Last week we learned that Newt Gingrich has a plan to fire union janitors in schools, and replace them with low income students. As Laura Clawson wrote about a speech he made in Iowa yesterday where he's still beating that same drum. Poor kids don't have any work ethic. Rich kids, apparently, have worked darned hard to get everything handed to them.

In that same speech in Iowa, Newt made some bizarre assertions about food stamps, including the statement one could use food stamps to fly to Hawaii. The folks at Politifact decided to investigate his claims:

Gingrich said:

"Remember, this is the best food stamp president in history. So more Americans today get food stamps than before. And we now give it away as cash -- you don't get food stamps. You get a credit card, and the credit card can be used for anything. We have people who take their food stamp money and use it to go to Hawaii. They give food stamps now to millionaires because, after all, don't you want to be compassionate? You know, the Obama model: isn't there somebody you'd like to give money to this week. That's why we're now going to help bailout Italy because we haven't bailed out enough people this week, the president thought let's write another check. After all, we have so much extra money."

Politifact's investigation:

Can food stamps "be used for anything"?

No. The food stamp program -- which, we should point out, has officially been known as the Supplemental Nutrition Assistance Program, or SNAP, since October 2008 -- has very precise rules about what can and cannot be paid for.


Gingrich is partly right when he says that today, "you don't get food stamps. You get a credit card." The old system of using coupons is past; recipients now receive what’s called an electronic benefits transfer card, or EBT card. This looks like a credit card, but it doesn’t allow for purchases on credit. It’s really more like a debit card, with the government periodically uploading the proper amount of cash.

The cards cut way down on administrative costs, and streamline the process. The card also helps to cut back on the stigma of using food stamps in the checkout line at the supermarket.

"We have people who take their food stamp money and use it to go to Hawaii."

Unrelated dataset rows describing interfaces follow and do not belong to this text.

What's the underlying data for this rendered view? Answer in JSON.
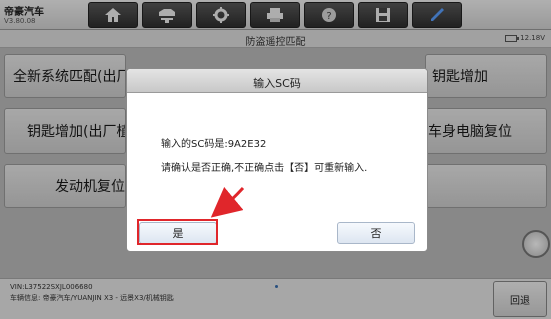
{
  "app": {
    "brand": "帝豪汽车",
    "version": "V3.80.08"
  },
  "toolbar": [
    {
      "icon": "home-icon"
    },
    {
      "icon": "car-lift-icon"
    },
    {
      "icon": "gear-icon"
    },
    {
      "icon": "printer-icon"
    },
    {
      "icon": "help-icon"
    },
    {
      "icon": "save-icon"
    },
    {
      "icon": "pen-icon"
    }
  ],
  "subheader": {
    "title": "防盗遥控匹配",
    "battery": "12.18V"
  },
  "main_buttons": [
    {
      "label": "全新系统匹配(出厂"
    },
    {
      "label": "钥匙增加(出厂植"
    },
    {
      "label": "发动机复位"
    },
    {
      "label": "钥匙增加"
    },
    {
      "label": "车身电脑复位"
    },
    {
      "label": ""
    }
  ],
  "footer": {
    "vin": "VIN:L37522SXJL006680",
    "vehicle": "车辆信息: 帝豪汽车/YUANJIN X3 - 远景X3/机械钥匙",
    "back_label": "回退"
  },
  "dialog": {
    "title": "输入SC码",
    "line1": "输入的SC码是:9A2E32",
    "line2": "请确认是否正确,不正确点击【否】可重新输入.",
    "yes_label": "是",
    "no_label": "否"
  },
  "colors": {
    "highlight": "#e0262b",
    "arrow": "#e0262b"
  }
}
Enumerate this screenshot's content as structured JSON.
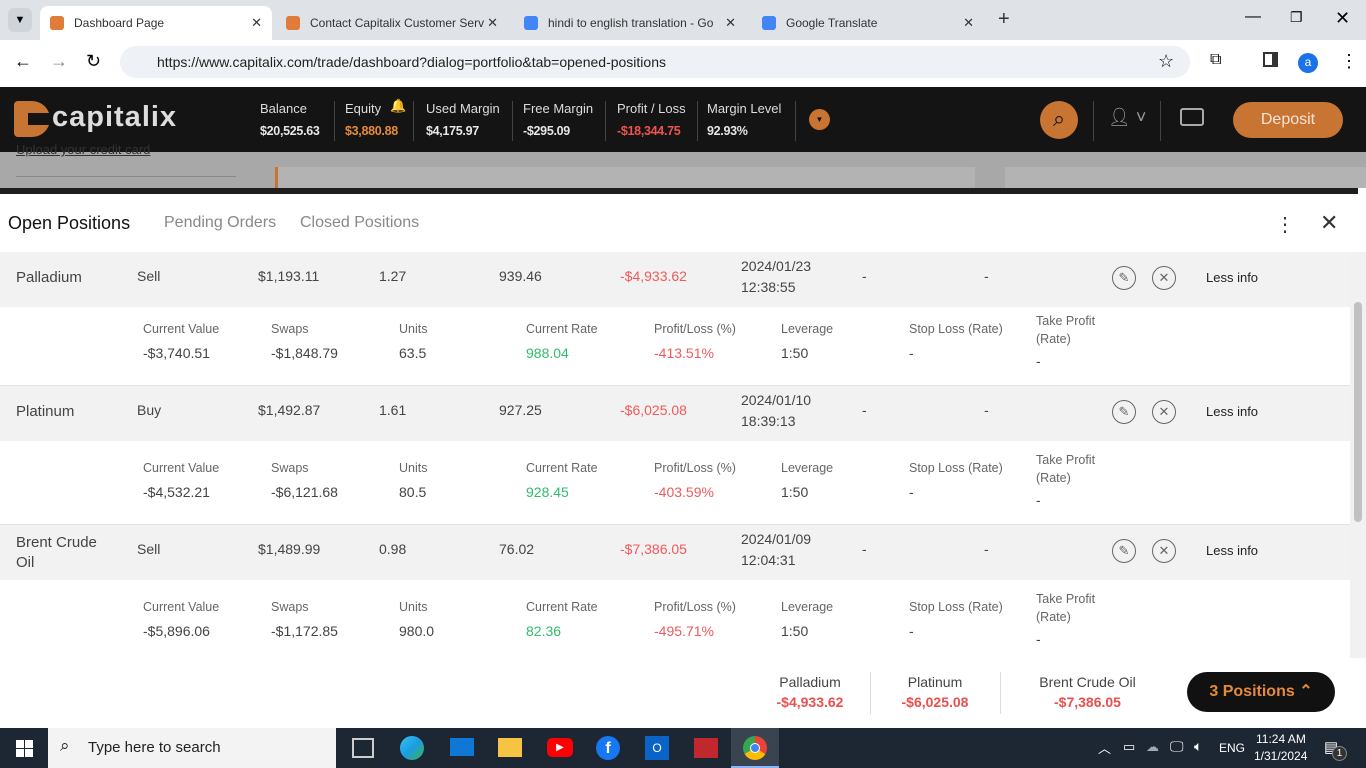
{
  "browser": {
    "tabs": [
      {
        "label": "Dashboard Page",
        "color": "#e07b39"
      },
      {
        "label": "Contact Capitalix Customer Serv",
        "color": "#e07b39"
      },
      {
        "label": "hindi to english translation - Go",
        "color": "#4285f4"
      },
      {
        "label": "Google Translate",
        "color": "#4285f4"
      }
    ],
    "url": "https://www.capitalix.com/trade/dashboard?dialog=portfolio&tab=opened-positions",
    "profile": "a"
  },
  "header": {
    "logo": "capitalix",
    "stats": [
      {
        "label": "Balance",
        "value": "$20,525.63"
      },
      {
        "label": "Equity",
        "value": "$3,880.88"
      },
      {
        "label": "Used Margin",
        "value": "$4,175.97"
      },
      {
        "label": "Free Margin",
        "value": "-$295.09"
      },
      {
        "label": "Profit / Loss",
        "value": "-$18,344.75"
      },
      {
        "label": "Margin Level",
        "value": "92.93%"
      }
    ],
    "deposit": "Deposit"
  },
  "background": {
    "upload_link": "Upload your credit card"
  },
  "panel": {
    "tabs": [
      "Open Positions",
      "Pending Orders",
      "Closed Positions"
    ],
    "detail_labels": [
      "Current Value",
      "Swaps",
      "Units",
      "Current Rate",
      "Profit/Loss (%)",
      "Leverage",
      "Stop Loss (Rate)",
      "Take Profit (Rate)"
    ],
    "less_info": "Less info",
    "positions": [
      {
        "name": "Palladium",
        "type": "Sell",
        "amount": "$1,193.11",
        "lots": "1.27",
        "open_rate": "939.46",
        "pl": "-$4,933.62",
        "date": "2024/01/23",
        "time": "12:38:55",
        "sl": "-",
        "tp": "-",
        "details": [
          "-$3,740.51",
          "-$1,848.79",
          "63.5",
          "988.04",
          "-413.51%",
          "1:50",
          "-",
          "-"
        ]
      },
      {
        "name": "Platinum",
        "type": "Buy",
        "amount": "$1,492.87",
        "lots": "1.61",
        "open_rate": "927.25",
        "pl": "-$6,025.08",
        "date": "2024/01/10",
        "time": "18:39:13",
        "sl": "-",
        "tp": "-",
        "details": [
          "-$4,532.21",
          "-$6,121.68",
          "80.5",
          "928.45",
          "-403.59%",
          "1:50",
          "-",
          "-"
        ]
      },
      {
        "name": "Brent Crude Oil",
        "type": "Sell",
        "amount": "$1,489.99",
        "lots": "0.98",
        "open_rate": "76.02",
        "pl": "-$7,386.05",
        "date": "2024/01/09",
        "time": "12:04:31",
        "sl": "-",
        "tp": "-",
        "details": [
          "-$5,896.06",
          "-$1,172.85",
          "980.0",
          "82.36",
          "-495.71%",
          "1:50",
          "-",
          "-"
        ]
      }
    ]
  },
  "footer": {
    "summary": [
      {
        "name": "Palladium",
        "pl": "-$4,933.62"
      },
      {
        "name": "Platinum",
        "pl": "-$6,025.08"
      },
      {
        "name": "Brent Crude Oil",
        "pl": "-$7,386.05"
      }
    ],
    "positions_button": "3 Positions"
  },
  "taskbar": {
    "search_placeholder": "Type here to search",
    "lang": "ENG",
    "time": "11:24 AM",
    "date": "1/31/2024",
    "notifications": "1"
  }
}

If the food stamp system bars beneficiaries from buying decorative gourds rather than pumpkins, you can be sure it also bars the purchase of airline tickets. (Our guess: The benefit amount would be less than the tickets anyway.)

and his final outrageous claim:
"They give food stamps now to millionaires."

Food stamps have always been a means-tested program. Benefits vary by household size -- the full details are here -- but the national rule is that you can’t earn more than 130 percent of the poverty line. That would clearly rule out millionaires.

Politifact finds each of his claims to be utterly ridiculous.

A quick online search for a round trip flight to Hawaii from NH found the cheapest flight was $1035. According to
CNN Money:

The average food stamp benefit was $133.80 per person and $283.65 per household in May.

That's May 2011. In order to save up for that trip to Hawaii, I'd have to go hungry for seven months. And even then, I still wouldn't be able to use my SNAP card to pay for the flight.

It's nice of Newt to leave Planet 1% to visit the rest of us, but he certainly lacks even a basic sense of reality of what life is like for those of us who don't have revolving charge accounts at Tiffany's. Perhaps we can buy breakfast there with food stamps.

cross-posted at MainSt/

1 comment:

Portugal said...

I first watched this movie as part of a quest to view classic films. I had no idea I would enjoy it so much! Audrey Hepburn is absolutely fabulous! I would reccomend this movie to anyone.